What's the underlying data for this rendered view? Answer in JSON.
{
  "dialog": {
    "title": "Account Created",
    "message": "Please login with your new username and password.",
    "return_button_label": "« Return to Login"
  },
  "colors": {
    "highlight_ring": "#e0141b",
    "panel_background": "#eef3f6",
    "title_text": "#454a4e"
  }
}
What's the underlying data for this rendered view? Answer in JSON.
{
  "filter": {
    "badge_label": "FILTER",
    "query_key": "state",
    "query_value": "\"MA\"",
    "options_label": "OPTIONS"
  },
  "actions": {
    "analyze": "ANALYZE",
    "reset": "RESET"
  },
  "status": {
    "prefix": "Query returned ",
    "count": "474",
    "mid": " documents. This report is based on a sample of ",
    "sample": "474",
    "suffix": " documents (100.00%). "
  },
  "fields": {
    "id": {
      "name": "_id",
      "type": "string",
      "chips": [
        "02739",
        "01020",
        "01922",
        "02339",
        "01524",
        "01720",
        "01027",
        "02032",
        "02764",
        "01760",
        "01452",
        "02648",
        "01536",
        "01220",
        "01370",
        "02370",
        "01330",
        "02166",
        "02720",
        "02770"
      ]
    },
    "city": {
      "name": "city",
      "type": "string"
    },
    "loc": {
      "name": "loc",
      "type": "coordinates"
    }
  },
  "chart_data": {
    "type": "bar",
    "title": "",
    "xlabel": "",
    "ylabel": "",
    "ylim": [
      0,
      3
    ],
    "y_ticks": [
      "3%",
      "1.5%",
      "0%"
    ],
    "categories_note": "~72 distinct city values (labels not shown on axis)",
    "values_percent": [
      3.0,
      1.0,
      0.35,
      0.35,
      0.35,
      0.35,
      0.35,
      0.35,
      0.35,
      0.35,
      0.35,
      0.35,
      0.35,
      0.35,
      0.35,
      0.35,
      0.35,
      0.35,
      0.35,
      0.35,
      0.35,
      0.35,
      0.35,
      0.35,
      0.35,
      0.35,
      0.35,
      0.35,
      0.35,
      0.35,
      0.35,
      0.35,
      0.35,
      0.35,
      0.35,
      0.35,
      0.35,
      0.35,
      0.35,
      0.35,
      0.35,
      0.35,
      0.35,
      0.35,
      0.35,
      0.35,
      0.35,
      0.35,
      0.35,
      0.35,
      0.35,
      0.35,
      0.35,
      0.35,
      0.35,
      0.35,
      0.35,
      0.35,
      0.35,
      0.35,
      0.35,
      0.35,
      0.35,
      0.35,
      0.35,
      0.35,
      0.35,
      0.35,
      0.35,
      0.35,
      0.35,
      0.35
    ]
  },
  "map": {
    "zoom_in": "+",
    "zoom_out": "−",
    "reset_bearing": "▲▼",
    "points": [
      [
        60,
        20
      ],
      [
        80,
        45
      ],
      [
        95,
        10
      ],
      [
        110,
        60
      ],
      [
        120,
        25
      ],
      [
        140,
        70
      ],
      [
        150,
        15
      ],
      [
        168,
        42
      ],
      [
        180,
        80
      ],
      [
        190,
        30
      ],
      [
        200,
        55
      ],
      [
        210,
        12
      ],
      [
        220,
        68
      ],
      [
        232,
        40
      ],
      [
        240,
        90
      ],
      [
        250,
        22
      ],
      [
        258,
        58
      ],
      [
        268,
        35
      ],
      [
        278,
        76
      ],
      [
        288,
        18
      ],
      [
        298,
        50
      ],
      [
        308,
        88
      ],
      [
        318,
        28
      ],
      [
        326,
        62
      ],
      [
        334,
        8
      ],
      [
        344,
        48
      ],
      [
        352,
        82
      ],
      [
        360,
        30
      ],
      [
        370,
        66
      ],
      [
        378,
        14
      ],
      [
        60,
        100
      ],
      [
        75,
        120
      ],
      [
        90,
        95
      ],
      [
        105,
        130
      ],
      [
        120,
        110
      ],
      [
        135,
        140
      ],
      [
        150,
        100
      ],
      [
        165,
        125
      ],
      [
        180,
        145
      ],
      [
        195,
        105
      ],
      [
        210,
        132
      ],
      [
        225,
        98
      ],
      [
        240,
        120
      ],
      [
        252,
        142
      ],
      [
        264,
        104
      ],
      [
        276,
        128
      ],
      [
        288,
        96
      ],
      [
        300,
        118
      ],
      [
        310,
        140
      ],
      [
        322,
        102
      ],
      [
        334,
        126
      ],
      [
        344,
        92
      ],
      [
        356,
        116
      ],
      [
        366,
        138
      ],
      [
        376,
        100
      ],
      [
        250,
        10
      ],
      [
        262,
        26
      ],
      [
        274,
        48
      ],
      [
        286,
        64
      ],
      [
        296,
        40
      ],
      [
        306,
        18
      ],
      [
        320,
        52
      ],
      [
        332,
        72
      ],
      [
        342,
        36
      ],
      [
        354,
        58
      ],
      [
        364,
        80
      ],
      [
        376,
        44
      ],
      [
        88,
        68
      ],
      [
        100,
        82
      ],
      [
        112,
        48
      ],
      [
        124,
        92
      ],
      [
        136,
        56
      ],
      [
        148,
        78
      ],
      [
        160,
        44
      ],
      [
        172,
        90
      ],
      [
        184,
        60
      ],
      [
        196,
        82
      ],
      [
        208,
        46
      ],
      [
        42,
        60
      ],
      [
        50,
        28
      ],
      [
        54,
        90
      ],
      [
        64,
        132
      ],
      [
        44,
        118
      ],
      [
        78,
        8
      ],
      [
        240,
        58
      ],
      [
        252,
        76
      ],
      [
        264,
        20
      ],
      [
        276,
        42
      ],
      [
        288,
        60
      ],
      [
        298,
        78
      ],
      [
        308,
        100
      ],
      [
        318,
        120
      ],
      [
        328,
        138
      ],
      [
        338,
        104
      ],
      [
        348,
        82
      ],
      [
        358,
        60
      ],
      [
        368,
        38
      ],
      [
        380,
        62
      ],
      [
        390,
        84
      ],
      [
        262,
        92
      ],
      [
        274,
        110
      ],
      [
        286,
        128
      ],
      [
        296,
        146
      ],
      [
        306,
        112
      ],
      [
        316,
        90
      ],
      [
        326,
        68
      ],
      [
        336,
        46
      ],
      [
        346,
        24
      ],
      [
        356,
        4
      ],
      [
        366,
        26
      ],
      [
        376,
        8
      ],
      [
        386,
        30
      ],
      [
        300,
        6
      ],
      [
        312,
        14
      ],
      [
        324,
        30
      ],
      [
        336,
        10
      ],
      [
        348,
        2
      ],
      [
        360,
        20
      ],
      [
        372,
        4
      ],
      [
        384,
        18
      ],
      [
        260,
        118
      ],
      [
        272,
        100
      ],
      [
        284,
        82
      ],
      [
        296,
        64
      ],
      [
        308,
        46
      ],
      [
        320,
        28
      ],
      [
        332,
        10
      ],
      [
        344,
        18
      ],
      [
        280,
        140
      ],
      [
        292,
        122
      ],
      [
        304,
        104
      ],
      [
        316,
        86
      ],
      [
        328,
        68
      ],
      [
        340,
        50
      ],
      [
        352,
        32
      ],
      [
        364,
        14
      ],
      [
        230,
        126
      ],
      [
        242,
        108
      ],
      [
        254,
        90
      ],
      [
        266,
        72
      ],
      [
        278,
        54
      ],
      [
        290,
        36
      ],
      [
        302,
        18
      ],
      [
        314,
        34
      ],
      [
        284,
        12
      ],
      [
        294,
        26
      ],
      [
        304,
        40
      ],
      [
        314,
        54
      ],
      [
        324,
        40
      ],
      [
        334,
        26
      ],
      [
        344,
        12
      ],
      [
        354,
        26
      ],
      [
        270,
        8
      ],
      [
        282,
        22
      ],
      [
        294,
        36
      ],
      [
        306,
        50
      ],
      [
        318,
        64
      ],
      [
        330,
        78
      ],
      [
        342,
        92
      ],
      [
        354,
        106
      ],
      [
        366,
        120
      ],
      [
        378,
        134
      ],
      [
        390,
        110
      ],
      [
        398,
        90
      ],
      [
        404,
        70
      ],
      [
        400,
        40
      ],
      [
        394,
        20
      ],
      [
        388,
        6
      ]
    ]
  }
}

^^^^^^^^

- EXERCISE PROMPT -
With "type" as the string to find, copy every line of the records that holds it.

- ANSWER BOX -
      "type": "string",
      "type": "string"
      "type": "coordinates"
    "type": "bar",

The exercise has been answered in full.